Description and variations[edit]

In Italy, penne are produced in two main variants: "penne lisce" (smooth) and "penne rigate" (furrowed), the latter having ridges on each penna. Pennoni ("big quills") is a wider version of penne.[4] A slightly larger version called mostaccioli (meaning "little mustache" in some Italian dialects) can also be found, which can also be either smooth or ridged in texture.[5]

Penne is traditionally cooked al dente and its shape makes it particularly adapted for sauces, such as pesto, marinara, or arrabbiata. The latter has been celebrated several times in Italian movies, notably in Marco Ferrari's La Grande Bouffe and Federico Fellini's Roma.[6]

In the Trenton, New Jersey area, penne pasta is referred to as, "pencil points" due to its shape.[7]

See also[edit]

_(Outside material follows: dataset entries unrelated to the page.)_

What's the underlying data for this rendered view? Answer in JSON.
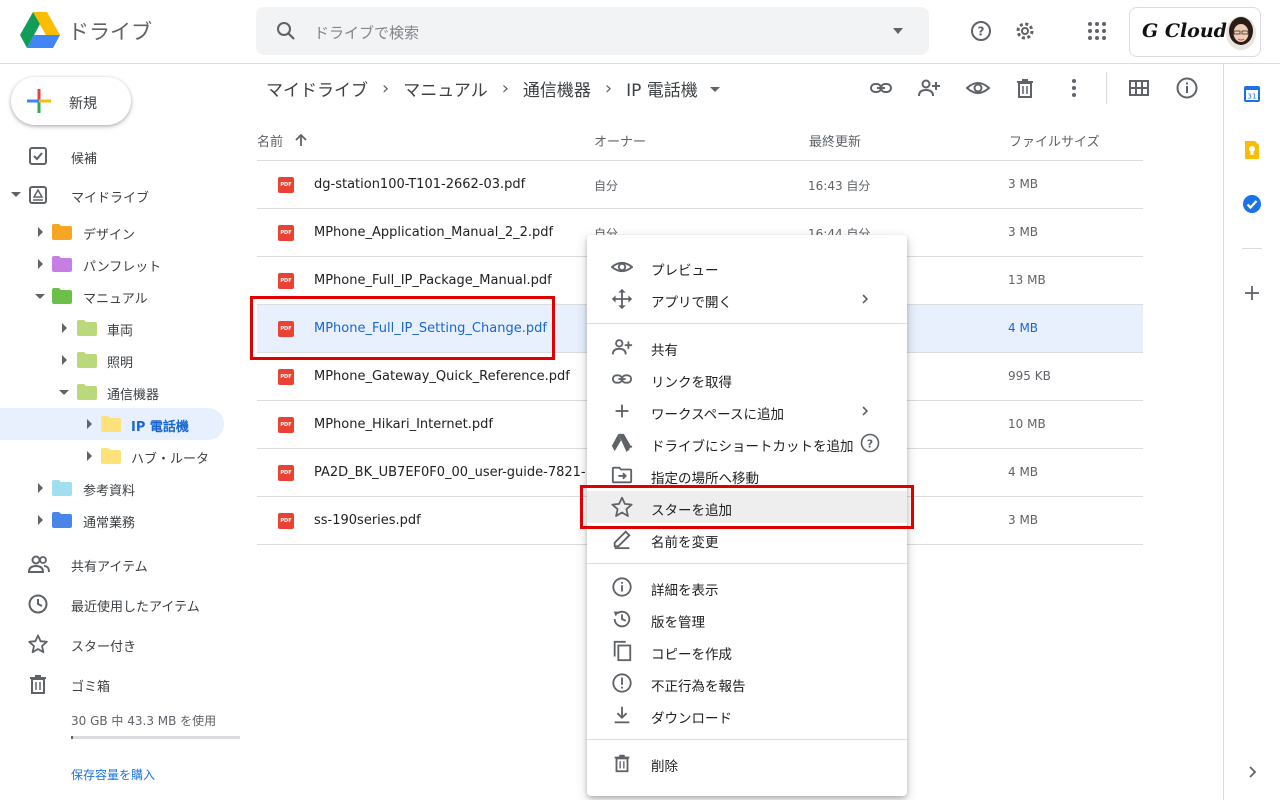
{
  "app": {
    "title": "ドライブ"
  },
  "search": {
    "placeholder": "ドライブで検索"
  },
  "account": {
    "brand": "G Cloud"
  },
  "sidebar": {
    "new_label": "新規",
    "items": [
      {
        "label": "候補",
        "icon": "priority-icon"
      },
      {
        "label": "マイドライブ",
        "icon": "my-drive-icon"
      }
    ],
    "tree": [
      {
        "label": "デザイン",
        "color": "#f6a623"
      },
      {
        "label": "パンフレット",
        "color": "#c77ee2"
      },
      {
        "label": "マニュアル",
        "color": "#6cc04a"
      },
      {
        "label": "車両",
        "color": "#b9d97a"
      },
      {
        "label": "照明",
        "color": "#b9d97a"
      },
      {
        "label": "通信機器",
        "color": "#b9d97a"
      },
      {
        "label": "IP 電話機",
        "color": "#fde27c"
      },
      {
        "label": "ハブ・ルータ",
        "color": "#fde27c"
      },
      {
        "label": "参考資料",
        "color": "#9fdff0"
      },
      {
        "label": "通常業務",
        "color": "#4a86e8"
      }
    ],
    "bottom_items": [
      {
        "label": "共有アイテム",
        "icon": "shared-icon"
      },
      {
        "label": "最近使用したアイテム",
        "icon": "recent-icon"
      },
      {
        "label": "スター付き",
        "icon": "star-icon"
      },
      {
        "label": "ゴミ箱",
        "icon": "trash-icon"
      }
    ],
    "storage_text": "30 GB 中 43.3 MB を使用",
    "storage_used_fraction": 0.0014,
    "buy_storage": "保存容量を購入"
  },
  "breadcrumb": [
    "マイドライブ",
    "マニュアル",
    "通信機器",
    "IP 電話機"
  ],
  "table": {
    "headers": {
      "name": "名前",
      "owner": "オーナー",
      "modified": "最終更新",
      "size": "ファイルサイズ"
    },
    "rows": [
      {
        "name": "dg-station100-T101-2662-03.pdf",
        "owner": "自分",
        "modified": "16:43 自分",
        "size": "3 MB"
      },
      {
        "name": "MPhone_Application_Manual_2_2.pdf",
        "owner": "自分",
        "modified": "16:44 自分",
        "size": "3 MB"
      },
      {
        "name": "MPhone_Full_IP_Package_Manual.pdf",
        "owner": "",
        "modified": "",
        "size": "13 MB"
      },
      {
        "name": "MPhone_Full_IP_Setting_Change.pdf",
        "owner": "",
        "modified": "",
        "size": "4 MB"
      },
      {
        "name": "MPhone_Gateway_Quick_Reference.pdf",
        "owner": "",
        "modified": "",
        "size": "995 KB"
      },
      {
        "name": "MPhone_Hikari_Internet.pdf",
        "owner": "",
        "modified": "",
        "size": "10 MB"
      },
      {
        "name": "PA2D_BK_UB7EF0F0_00_user-guide-7821-...",
        "owner": "",
        "modified": "",
        "size": "4 MB"
      },
      {
        "name": "ss-190series.pdf",
        "owner": "",
        "modified": "",
        "size": "3 MB"
      }
    ],
    "file_badge": "PDF"
  },
  "context_menu": {
    "items": [
      {
        "label": "プレビュー",
        "icon": "eye-icon"
      },
      {
        "label": "アプリで開く",
        "icon": "open-with-icon"
      },
      {
        "label": "共有",
        "icon": "person-add-icon"
      },
      {
        "label": "リンクを取得",
        "icon": "link-icon"
      },
      {
        "label": "ワークスペースに追加",
        "icon": "plus-icon"
      },
      {
        "label": "ドライブにショートカットを追加",
        "icon": "drive-shortcut-icon"
      },
      {
        "label": "指定の場所へ移動",
        "icon": "move-icon"
      },
      {
        "label": "スターを追加",
        "icon": "star-outline-icon"
      },
      {
        "label": "名前を変更",
        "icon": "pencil-icon"
      },
      {
        "label": "詳細を表示",
        "icon": "info-icon"
      },
      {
        "label": "版を管理",
        "icon": "history-icon"
      },
      {
        "label": "コピーを作成",
        "icon": "copy-icon"
      },
      {
        "label": "不正行為を報告",
        "icon": "report-icon"
      },
      {
        "label": "ダウンロード",
        "icon": "download-icon"
      },
      {
        "label": "削除",
        "icon": "trash-icon"
      }
    ]
  },
  "colors": {
    "accent": "#1a73e8",
    "selected_bg": "#e8f0fe",
    "highlight_box": "#e00000",
    "pdf_red": "#ea4335"
  }
}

  1. ^
  2. ^
  3. ^
  4. ^ "Pasta Shapes". Retrieved 2013-02-21.
  5. ^ "Creamette - Our Products - Mostaccioli Rigati". Archived from the original on 2012-05-09. Retrieved 2013-02-21.
  6. ^ Giorgioni, Livio, (2002). La grande abbuffata : percorsi cinematografici fra trame e ricette. Pontiggia, Federico, 1978-, Ronconi, Marco, 1972-. Cantalupa (Torino): Effatà. p. 25. ISBN 9788874020225. OCLC 50875311.
  7. ^